The racist critics of Atatürk and Kemalism, from the 1930s to the 1960s
Journal of Contemporary History
Please cite this item using this persistent URLhttp://hdl.handle.net/11693/21963

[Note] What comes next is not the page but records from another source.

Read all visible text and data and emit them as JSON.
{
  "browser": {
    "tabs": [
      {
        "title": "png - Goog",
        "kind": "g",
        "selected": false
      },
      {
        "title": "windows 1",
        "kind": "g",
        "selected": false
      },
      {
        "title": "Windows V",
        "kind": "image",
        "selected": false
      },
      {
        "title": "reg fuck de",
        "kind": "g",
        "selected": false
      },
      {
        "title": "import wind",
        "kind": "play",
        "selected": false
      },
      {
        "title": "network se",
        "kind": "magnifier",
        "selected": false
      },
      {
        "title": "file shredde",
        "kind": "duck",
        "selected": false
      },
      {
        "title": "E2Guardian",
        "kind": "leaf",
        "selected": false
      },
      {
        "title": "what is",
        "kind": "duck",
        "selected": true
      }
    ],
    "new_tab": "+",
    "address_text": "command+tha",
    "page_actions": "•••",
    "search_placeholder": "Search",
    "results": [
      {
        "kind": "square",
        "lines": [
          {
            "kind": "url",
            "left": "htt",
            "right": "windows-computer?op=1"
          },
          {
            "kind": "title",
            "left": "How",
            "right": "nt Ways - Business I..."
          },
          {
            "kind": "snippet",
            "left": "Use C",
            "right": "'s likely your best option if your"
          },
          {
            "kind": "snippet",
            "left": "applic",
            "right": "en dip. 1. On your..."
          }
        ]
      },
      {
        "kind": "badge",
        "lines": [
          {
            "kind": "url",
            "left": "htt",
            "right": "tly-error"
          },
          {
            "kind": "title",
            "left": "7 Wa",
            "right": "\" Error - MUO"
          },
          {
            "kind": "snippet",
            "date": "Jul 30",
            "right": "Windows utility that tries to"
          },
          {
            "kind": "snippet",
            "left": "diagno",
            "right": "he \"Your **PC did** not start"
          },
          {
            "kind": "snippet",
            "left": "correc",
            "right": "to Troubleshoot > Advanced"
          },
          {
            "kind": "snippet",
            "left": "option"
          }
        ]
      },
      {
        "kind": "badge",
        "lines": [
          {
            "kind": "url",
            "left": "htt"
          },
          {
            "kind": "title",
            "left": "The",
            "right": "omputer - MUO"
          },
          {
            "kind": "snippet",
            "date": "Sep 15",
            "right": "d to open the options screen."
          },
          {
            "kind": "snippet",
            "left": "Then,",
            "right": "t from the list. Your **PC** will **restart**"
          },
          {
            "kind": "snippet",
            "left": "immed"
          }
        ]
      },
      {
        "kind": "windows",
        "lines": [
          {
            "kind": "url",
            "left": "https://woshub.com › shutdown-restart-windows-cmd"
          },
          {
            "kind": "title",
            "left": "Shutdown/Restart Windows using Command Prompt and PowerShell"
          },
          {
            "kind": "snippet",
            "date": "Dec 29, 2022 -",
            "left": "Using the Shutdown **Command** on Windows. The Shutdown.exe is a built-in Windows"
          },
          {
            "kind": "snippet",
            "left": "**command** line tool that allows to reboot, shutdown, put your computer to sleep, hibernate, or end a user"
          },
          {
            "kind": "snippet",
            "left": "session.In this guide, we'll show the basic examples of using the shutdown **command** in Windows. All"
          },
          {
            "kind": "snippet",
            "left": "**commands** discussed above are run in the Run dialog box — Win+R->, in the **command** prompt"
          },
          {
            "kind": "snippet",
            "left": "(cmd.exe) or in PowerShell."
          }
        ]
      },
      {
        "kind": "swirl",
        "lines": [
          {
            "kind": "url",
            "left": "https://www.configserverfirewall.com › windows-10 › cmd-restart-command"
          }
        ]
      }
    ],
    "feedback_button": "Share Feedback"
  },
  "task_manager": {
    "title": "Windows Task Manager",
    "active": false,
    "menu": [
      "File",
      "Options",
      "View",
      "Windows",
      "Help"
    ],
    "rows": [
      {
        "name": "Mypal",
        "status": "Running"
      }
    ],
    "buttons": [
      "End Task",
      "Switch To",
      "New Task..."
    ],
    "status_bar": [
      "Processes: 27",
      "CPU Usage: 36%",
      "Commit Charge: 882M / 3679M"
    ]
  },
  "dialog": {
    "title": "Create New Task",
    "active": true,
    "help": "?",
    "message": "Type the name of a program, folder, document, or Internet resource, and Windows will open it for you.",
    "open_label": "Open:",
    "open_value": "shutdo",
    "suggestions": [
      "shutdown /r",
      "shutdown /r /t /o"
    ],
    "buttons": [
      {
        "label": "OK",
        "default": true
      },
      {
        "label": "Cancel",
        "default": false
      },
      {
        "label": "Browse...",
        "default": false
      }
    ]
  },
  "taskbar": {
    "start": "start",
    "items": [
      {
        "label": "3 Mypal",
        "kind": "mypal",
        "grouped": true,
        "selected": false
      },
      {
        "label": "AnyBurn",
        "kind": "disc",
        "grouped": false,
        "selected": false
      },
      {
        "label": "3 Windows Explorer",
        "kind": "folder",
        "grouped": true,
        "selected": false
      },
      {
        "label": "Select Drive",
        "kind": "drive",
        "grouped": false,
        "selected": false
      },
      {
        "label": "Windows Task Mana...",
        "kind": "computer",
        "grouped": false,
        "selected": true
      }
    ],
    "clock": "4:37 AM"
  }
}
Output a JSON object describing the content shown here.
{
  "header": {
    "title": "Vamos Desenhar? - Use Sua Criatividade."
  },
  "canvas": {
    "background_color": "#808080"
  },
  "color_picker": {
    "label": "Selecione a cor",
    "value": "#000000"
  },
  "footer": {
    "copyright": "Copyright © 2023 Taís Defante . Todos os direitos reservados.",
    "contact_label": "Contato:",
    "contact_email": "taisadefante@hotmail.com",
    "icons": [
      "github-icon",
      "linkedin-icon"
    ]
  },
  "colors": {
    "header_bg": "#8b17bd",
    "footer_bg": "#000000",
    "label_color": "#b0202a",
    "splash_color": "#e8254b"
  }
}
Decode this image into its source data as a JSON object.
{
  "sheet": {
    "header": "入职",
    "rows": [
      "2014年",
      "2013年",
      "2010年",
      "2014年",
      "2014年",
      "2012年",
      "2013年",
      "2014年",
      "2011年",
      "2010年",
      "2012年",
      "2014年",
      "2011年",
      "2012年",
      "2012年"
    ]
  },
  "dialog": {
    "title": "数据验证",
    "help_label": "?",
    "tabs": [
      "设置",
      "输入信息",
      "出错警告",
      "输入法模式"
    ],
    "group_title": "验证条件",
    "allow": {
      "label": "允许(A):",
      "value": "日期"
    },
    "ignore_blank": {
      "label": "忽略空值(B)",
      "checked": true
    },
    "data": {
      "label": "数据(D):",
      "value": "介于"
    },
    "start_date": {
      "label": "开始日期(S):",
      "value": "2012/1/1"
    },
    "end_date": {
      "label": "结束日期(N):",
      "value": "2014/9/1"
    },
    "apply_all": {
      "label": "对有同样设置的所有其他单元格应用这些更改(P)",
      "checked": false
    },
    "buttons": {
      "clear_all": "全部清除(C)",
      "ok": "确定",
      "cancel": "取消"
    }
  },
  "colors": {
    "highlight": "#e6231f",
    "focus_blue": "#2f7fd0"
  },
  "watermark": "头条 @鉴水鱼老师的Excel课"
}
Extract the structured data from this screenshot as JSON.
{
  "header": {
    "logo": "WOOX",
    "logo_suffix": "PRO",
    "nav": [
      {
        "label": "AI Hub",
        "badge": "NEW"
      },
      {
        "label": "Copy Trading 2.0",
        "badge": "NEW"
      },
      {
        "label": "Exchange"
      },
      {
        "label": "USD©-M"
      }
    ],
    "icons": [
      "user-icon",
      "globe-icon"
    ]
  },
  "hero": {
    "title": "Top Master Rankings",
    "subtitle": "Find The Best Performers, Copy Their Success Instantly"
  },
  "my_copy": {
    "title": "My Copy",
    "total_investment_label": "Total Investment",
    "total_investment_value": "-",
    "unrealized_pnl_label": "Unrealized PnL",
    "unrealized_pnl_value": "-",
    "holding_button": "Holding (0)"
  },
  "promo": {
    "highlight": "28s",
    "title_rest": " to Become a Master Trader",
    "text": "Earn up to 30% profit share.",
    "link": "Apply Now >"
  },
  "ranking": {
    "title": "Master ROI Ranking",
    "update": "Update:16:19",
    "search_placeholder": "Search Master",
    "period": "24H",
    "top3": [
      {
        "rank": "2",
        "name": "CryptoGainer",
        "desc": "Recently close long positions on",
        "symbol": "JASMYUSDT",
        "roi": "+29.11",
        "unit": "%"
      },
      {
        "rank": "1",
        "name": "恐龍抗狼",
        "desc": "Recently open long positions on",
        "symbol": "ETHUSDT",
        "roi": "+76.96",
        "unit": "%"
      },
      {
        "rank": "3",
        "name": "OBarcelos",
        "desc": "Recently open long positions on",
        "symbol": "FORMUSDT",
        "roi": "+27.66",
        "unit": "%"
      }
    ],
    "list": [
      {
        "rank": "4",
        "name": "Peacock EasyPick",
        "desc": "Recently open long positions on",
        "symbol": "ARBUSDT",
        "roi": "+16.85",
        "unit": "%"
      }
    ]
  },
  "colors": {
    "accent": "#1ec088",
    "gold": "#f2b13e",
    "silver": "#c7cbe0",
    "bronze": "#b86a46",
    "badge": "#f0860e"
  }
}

This article examines racist attitudes toward Atatürk and Kemalism from the 1930s to the 1960s. Liberal, leftist and conservative-Islamist critics of republican Turkey's founder and his policies have contributed to a widely shared image that, even if Kemalism was not essentially racist, the Kemalist approach to religious and ethnic minorities could hardly be described as egalitarian. Thus one is taken by surprise to uncover a parallel layer of virulent racist criticism, hidden under the deposit of decades of anti-Kemalist discourse. The most important ideologue of racism in Turkey, Nihâl Atsiz, and his circle attacked Atatürk's leadership, condemned Turkey's foreign policy, and particularly the appeasement policy vis-à-vis the Soviet Union, and, most importantly, ridiculed Kemalist attempts at building a civic nation model in the early republican era. Turkish racists never considered Atatiirk and the Kemalists as fellow nationalists; on the contrary, the research for this article shows that racists questioned their nationalist credentials and accused Kemalists of being cosmopolitans. The acrimonious relationship between the racists and the Kemalist establishment can be taken as an example of how the latter oscillated between a western, democratic orientation and an inward-looking, xenophobic worldview, providing us, therefore, with a more complicated and multi-faceted picture of Kemalism. © 2011 The Author.
- Research Paper